(Dataset rows describing interfaces)
· · · ·

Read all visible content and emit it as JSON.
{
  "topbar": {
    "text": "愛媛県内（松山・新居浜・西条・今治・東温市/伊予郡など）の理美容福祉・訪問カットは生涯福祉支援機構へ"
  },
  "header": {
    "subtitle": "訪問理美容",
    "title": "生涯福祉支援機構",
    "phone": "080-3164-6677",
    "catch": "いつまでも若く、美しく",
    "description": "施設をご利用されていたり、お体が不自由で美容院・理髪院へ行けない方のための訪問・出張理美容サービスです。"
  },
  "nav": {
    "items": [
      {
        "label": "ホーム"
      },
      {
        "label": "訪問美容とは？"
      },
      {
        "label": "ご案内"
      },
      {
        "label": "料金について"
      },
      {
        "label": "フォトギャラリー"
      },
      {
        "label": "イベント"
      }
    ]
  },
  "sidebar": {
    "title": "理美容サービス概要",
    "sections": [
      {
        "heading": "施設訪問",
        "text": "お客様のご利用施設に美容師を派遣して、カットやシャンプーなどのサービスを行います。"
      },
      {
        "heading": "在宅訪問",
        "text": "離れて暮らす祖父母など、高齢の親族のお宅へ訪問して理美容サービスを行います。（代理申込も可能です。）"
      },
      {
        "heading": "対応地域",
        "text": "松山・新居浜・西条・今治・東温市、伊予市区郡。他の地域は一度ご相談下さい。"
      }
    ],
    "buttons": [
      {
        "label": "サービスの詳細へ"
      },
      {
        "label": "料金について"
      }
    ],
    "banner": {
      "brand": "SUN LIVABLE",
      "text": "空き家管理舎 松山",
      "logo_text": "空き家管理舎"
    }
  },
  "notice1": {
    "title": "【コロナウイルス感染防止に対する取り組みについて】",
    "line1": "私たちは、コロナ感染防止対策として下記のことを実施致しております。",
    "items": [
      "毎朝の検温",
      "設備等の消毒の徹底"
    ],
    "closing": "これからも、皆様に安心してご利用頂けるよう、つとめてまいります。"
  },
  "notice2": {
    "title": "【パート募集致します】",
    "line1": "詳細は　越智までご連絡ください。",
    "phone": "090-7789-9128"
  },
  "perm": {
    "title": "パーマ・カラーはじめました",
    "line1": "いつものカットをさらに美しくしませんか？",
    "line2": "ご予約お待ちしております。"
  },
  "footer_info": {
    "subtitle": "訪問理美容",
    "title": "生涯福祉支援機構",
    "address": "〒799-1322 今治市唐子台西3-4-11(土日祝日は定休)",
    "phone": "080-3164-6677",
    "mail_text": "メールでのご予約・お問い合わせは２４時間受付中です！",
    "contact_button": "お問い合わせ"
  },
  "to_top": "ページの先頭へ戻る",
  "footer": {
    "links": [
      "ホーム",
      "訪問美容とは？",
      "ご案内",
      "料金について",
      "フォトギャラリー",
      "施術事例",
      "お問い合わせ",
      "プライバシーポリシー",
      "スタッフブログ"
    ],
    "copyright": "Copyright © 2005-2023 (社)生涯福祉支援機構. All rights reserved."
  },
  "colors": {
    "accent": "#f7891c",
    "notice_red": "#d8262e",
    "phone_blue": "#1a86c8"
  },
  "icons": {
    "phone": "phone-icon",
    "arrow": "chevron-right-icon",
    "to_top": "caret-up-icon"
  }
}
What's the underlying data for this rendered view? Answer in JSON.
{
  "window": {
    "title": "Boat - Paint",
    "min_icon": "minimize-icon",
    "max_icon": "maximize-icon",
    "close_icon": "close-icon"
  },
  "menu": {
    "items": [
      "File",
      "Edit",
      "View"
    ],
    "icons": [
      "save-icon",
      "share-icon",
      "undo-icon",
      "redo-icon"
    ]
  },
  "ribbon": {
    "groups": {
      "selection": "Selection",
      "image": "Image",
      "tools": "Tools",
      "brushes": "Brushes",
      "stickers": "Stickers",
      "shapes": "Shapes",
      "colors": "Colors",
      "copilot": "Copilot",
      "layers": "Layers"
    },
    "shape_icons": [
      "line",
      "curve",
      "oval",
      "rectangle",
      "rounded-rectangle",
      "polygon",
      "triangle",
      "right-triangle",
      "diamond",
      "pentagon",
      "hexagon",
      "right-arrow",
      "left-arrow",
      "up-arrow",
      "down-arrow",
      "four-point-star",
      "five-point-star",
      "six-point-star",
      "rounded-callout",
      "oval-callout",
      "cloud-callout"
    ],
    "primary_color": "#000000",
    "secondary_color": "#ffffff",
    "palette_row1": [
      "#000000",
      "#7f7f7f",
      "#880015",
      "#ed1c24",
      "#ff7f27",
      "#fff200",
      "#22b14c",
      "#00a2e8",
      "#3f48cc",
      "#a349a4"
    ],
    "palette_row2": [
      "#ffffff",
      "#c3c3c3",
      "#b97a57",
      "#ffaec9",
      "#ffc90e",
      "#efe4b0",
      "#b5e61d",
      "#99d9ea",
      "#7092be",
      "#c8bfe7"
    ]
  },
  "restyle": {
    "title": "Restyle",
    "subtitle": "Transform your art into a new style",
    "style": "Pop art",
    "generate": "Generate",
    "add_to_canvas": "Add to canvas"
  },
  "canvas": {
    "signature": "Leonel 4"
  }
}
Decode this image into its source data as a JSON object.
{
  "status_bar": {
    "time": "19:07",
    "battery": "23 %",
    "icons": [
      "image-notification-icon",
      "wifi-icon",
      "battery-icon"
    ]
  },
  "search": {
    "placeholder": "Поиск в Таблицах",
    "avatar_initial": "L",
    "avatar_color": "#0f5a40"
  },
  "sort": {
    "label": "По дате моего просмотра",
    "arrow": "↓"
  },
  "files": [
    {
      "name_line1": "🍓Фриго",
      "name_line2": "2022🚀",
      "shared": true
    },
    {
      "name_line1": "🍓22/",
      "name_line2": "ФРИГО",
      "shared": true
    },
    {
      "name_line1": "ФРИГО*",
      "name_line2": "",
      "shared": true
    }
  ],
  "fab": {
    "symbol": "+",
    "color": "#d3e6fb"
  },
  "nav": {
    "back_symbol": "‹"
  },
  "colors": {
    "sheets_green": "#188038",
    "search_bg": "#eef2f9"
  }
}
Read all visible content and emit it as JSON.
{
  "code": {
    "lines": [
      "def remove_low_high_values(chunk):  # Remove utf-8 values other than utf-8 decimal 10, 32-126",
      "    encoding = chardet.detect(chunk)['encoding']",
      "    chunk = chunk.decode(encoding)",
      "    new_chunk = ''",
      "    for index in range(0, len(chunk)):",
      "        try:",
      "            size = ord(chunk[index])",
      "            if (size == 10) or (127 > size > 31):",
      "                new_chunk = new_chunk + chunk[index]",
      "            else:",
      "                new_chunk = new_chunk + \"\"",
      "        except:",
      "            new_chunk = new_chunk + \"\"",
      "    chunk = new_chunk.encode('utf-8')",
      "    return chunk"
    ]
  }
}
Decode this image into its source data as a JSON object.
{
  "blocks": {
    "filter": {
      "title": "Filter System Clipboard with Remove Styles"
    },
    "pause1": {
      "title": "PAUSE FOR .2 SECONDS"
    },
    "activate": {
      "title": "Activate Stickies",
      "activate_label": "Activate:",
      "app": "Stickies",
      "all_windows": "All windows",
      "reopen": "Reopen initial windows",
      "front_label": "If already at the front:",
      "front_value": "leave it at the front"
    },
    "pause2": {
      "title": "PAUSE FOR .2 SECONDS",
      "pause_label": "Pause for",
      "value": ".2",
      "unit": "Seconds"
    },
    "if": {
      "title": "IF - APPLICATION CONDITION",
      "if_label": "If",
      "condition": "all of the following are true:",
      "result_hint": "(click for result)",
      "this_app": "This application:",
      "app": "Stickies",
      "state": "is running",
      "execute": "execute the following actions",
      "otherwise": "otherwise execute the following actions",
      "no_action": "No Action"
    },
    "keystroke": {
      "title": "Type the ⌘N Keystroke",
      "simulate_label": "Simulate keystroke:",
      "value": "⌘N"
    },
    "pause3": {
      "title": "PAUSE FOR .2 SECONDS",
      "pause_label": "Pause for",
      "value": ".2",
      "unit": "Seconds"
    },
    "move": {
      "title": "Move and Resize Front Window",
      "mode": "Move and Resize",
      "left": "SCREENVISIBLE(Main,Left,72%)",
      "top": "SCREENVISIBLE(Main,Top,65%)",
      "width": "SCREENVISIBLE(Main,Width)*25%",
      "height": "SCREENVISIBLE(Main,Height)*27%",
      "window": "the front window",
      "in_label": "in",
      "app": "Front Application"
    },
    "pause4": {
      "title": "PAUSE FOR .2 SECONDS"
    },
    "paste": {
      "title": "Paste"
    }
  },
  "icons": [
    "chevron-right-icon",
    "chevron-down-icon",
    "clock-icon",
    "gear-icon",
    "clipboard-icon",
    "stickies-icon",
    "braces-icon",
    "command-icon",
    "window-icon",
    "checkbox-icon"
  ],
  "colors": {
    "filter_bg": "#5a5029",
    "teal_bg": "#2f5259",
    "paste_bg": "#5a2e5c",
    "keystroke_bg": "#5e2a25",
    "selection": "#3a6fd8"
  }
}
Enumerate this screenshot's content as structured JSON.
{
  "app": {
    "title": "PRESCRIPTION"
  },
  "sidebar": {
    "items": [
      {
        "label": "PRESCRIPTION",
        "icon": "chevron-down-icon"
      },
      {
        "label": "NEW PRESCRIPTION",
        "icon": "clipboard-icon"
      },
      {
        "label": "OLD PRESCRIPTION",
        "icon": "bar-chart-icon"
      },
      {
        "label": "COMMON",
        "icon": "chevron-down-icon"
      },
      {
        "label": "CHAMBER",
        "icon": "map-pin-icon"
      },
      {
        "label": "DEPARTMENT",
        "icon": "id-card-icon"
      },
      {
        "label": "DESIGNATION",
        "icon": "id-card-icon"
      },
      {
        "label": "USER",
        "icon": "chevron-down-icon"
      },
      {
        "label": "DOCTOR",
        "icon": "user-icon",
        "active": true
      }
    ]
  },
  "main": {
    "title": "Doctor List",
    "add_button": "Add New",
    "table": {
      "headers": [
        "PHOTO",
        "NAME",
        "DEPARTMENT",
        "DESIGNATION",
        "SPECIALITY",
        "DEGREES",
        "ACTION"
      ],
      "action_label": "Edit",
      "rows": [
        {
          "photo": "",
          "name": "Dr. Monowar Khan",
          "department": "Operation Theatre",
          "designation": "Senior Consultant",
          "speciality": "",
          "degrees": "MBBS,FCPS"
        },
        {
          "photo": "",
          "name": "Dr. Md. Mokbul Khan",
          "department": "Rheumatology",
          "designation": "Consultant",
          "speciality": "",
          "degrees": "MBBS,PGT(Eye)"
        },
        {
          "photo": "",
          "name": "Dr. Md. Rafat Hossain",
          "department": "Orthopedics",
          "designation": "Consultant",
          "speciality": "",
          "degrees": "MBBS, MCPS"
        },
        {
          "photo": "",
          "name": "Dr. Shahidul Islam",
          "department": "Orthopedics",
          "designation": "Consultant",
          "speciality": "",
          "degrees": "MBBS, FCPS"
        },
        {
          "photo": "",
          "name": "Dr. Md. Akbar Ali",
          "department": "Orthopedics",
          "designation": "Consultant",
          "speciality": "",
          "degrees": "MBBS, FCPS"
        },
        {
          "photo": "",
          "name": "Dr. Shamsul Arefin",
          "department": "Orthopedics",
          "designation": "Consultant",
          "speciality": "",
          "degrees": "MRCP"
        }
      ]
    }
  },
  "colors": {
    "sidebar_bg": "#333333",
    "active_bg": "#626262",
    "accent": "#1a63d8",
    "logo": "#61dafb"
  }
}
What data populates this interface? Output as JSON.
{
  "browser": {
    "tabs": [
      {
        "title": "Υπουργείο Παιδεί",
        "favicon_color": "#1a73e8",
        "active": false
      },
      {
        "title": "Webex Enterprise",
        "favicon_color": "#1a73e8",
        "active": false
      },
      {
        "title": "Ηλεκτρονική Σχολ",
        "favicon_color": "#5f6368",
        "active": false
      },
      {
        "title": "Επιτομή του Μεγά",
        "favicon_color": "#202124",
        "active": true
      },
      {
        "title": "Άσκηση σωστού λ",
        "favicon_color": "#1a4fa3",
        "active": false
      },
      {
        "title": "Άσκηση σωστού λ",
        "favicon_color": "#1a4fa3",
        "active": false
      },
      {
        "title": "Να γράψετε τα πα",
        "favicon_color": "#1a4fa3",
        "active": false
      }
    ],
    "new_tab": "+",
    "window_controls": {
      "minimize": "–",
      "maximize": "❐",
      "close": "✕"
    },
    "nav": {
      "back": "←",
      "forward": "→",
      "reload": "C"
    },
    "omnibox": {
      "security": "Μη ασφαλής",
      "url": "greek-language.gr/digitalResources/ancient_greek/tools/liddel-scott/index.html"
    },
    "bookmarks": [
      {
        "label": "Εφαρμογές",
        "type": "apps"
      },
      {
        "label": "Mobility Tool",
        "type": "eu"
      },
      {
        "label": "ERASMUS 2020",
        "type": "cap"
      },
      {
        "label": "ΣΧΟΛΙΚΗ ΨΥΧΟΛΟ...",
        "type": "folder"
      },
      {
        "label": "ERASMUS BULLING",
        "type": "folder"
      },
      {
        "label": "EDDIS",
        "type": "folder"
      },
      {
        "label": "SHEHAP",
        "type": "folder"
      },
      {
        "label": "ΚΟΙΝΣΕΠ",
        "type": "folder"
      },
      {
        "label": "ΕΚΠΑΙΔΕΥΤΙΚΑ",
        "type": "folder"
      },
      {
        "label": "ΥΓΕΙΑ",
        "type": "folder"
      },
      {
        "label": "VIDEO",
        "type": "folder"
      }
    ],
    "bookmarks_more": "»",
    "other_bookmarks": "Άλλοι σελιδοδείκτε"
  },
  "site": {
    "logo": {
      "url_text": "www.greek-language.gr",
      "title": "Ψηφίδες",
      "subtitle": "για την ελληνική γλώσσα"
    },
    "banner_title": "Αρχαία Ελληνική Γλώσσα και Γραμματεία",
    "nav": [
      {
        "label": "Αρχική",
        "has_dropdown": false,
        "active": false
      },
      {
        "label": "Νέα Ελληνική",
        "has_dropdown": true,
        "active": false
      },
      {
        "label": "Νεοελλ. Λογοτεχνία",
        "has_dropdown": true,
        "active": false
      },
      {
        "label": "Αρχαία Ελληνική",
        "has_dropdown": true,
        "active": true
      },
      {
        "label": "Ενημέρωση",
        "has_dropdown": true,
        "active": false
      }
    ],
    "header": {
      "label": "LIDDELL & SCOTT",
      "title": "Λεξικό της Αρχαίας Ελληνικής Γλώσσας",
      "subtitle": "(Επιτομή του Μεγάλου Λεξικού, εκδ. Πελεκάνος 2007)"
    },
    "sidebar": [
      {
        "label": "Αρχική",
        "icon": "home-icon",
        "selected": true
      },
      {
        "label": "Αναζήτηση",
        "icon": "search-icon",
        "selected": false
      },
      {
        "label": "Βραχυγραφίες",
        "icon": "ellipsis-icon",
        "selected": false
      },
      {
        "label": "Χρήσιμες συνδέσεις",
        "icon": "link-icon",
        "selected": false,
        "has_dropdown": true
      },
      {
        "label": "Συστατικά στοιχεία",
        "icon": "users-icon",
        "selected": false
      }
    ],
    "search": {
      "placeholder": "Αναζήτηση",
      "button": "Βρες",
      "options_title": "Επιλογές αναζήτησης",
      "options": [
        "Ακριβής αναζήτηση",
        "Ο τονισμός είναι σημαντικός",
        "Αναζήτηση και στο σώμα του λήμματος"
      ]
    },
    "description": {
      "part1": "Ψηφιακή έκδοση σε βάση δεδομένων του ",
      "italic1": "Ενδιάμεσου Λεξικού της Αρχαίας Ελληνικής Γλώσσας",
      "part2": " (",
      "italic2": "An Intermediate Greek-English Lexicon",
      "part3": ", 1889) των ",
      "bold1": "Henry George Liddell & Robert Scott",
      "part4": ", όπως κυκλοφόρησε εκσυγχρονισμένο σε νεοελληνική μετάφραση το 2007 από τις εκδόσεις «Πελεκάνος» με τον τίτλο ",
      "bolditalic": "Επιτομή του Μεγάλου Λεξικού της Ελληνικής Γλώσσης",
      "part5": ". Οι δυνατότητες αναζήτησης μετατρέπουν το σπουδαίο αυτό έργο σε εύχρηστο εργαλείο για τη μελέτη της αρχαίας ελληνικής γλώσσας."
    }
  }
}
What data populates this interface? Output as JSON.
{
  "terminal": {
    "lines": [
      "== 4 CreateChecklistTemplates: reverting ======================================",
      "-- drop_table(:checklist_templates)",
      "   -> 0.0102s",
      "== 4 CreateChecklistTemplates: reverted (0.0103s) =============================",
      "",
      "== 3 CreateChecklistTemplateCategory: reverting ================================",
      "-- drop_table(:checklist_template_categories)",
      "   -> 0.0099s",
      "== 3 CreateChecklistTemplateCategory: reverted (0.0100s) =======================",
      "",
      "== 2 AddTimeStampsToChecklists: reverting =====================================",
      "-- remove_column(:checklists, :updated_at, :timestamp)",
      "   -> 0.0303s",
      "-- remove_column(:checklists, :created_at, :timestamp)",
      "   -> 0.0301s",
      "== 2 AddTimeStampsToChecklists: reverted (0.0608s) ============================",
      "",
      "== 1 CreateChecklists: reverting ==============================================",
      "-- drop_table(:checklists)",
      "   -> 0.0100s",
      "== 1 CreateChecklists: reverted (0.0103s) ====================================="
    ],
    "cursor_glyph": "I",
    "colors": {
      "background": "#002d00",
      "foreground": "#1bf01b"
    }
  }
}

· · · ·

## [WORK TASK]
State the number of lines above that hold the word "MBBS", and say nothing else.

## [TASK RESPONSE]
5